#### Task to carry out
Wherever the string "onde" shows up in the material below, copy that line.

#### Source information
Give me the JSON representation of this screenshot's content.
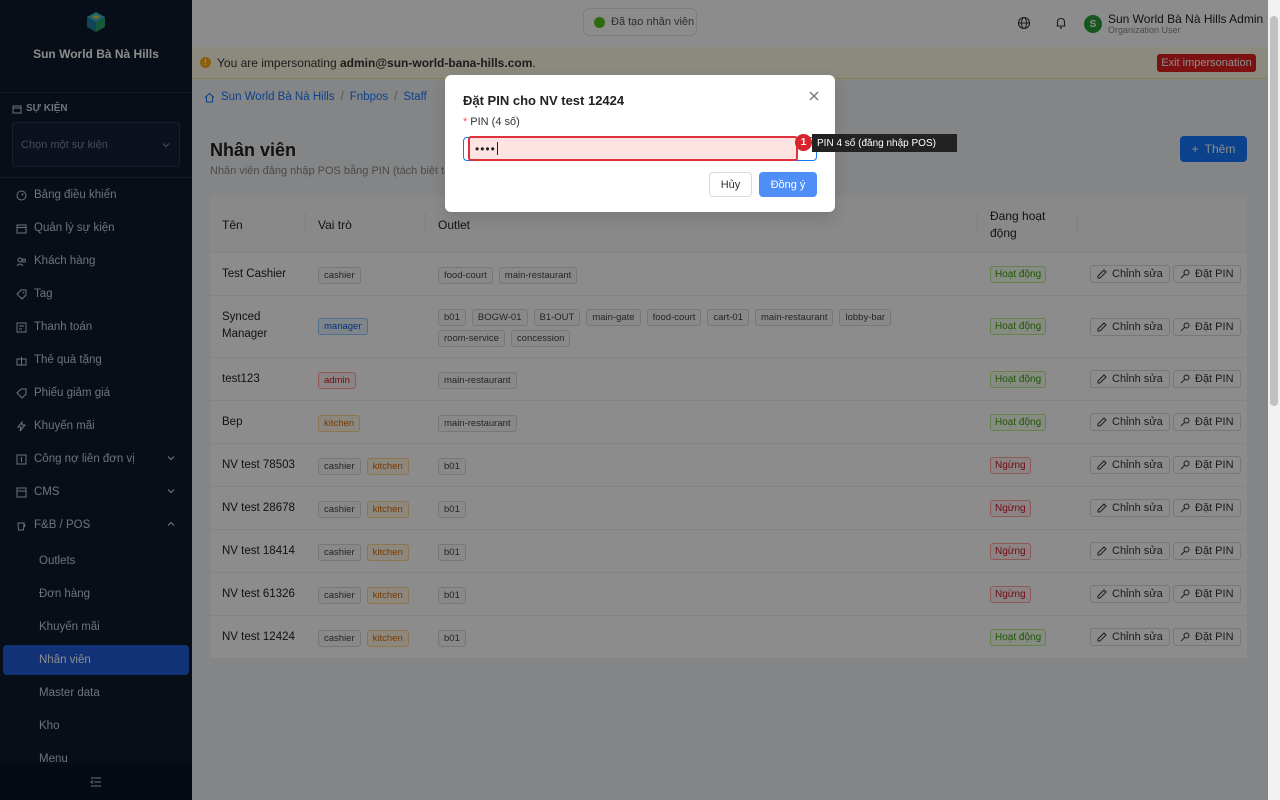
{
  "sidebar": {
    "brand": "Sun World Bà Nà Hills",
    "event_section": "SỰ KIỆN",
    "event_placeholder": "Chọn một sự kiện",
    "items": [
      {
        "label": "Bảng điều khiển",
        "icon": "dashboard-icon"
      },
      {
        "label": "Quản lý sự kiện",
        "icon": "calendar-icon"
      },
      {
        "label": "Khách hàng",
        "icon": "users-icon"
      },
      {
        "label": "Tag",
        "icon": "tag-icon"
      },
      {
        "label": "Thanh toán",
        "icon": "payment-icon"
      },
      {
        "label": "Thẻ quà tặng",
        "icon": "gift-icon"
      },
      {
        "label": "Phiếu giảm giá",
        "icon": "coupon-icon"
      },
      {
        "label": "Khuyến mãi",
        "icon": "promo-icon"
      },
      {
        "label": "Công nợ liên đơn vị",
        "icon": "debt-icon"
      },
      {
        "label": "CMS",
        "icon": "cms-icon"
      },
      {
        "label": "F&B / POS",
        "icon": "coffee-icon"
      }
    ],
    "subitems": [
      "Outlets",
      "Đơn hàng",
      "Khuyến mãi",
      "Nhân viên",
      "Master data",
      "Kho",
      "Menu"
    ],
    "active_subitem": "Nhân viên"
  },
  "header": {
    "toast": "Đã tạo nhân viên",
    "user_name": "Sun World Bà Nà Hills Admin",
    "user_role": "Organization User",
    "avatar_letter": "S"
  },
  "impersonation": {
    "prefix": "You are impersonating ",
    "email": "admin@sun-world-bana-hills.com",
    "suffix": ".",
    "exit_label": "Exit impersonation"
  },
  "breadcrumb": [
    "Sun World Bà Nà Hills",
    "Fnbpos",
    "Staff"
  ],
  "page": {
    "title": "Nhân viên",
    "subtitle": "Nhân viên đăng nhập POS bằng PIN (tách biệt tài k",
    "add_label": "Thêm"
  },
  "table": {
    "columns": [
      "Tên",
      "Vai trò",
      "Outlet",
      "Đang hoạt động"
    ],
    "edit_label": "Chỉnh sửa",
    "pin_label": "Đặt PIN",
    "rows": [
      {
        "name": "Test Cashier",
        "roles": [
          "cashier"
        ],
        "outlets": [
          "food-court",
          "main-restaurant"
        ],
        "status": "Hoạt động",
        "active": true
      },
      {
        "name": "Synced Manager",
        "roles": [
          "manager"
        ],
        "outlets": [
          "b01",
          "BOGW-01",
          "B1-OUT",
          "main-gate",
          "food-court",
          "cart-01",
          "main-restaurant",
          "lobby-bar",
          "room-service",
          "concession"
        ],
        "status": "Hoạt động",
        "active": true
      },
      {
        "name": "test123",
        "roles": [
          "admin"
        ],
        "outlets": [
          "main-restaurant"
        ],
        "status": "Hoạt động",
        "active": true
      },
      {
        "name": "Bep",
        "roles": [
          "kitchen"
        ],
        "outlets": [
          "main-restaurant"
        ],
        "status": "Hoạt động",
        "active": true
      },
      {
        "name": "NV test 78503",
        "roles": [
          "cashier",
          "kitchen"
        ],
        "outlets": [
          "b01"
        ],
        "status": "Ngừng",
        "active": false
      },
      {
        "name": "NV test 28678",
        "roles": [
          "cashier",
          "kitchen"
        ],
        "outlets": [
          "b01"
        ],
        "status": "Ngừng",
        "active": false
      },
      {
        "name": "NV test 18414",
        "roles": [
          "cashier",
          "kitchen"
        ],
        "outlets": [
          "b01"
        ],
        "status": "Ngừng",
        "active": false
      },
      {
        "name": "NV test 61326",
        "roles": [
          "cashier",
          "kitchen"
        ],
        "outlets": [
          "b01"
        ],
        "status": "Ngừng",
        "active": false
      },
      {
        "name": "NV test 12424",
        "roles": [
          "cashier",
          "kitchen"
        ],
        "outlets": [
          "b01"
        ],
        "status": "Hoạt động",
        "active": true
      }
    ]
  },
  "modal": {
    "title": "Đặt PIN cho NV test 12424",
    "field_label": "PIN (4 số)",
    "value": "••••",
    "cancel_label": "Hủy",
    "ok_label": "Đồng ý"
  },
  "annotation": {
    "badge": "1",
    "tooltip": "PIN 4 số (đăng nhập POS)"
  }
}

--

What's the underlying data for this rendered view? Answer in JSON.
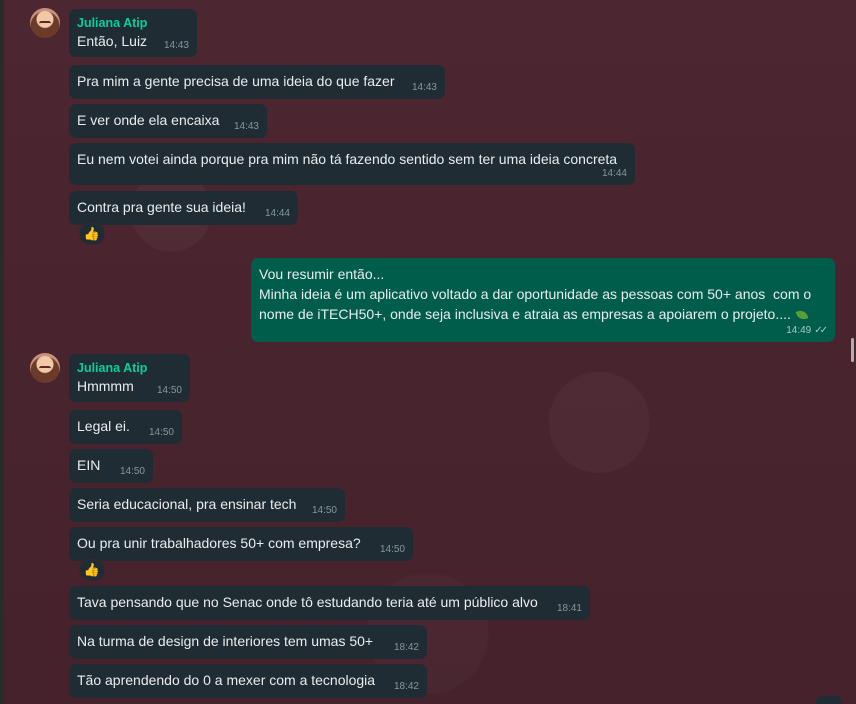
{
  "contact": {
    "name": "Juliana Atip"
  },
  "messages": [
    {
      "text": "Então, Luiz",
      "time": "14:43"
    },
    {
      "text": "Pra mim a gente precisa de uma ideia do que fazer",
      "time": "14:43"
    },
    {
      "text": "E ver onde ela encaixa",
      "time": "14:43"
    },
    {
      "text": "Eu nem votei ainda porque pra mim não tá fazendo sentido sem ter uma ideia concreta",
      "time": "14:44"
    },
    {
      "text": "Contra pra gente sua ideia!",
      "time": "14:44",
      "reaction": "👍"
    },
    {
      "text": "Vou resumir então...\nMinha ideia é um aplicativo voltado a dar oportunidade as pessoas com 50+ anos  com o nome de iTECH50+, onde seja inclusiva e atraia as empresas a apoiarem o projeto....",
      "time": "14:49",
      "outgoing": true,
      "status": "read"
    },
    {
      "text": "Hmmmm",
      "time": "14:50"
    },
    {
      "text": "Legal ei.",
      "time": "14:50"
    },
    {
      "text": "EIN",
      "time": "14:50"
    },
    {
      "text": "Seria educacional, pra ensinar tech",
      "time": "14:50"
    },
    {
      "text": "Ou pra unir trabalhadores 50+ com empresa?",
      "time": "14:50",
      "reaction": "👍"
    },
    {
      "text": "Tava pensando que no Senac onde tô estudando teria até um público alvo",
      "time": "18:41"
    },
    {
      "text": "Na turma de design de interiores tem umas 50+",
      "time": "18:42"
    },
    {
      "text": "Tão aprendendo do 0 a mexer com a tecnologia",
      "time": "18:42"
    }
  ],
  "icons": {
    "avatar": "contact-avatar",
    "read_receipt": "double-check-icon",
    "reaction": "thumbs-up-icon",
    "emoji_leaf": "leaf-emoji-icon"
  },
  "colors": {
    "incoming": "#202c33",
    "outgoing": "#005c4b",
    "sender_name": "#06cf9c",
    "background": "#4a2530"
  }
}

#### Written answer
      "text": "E ver onde ela encaixa",
      "text": "Vou resumir então...\nMinha ideia é um aplicativo voltado a dar oportunidade as pessoas com 50+ anos  com o nome de iTECH50+, onde seja inclusiva e atraia as empresas a apoiarem o projeto....",
      "text": "Tava pensando que no Senac onde tô estudando teria até um público alvo",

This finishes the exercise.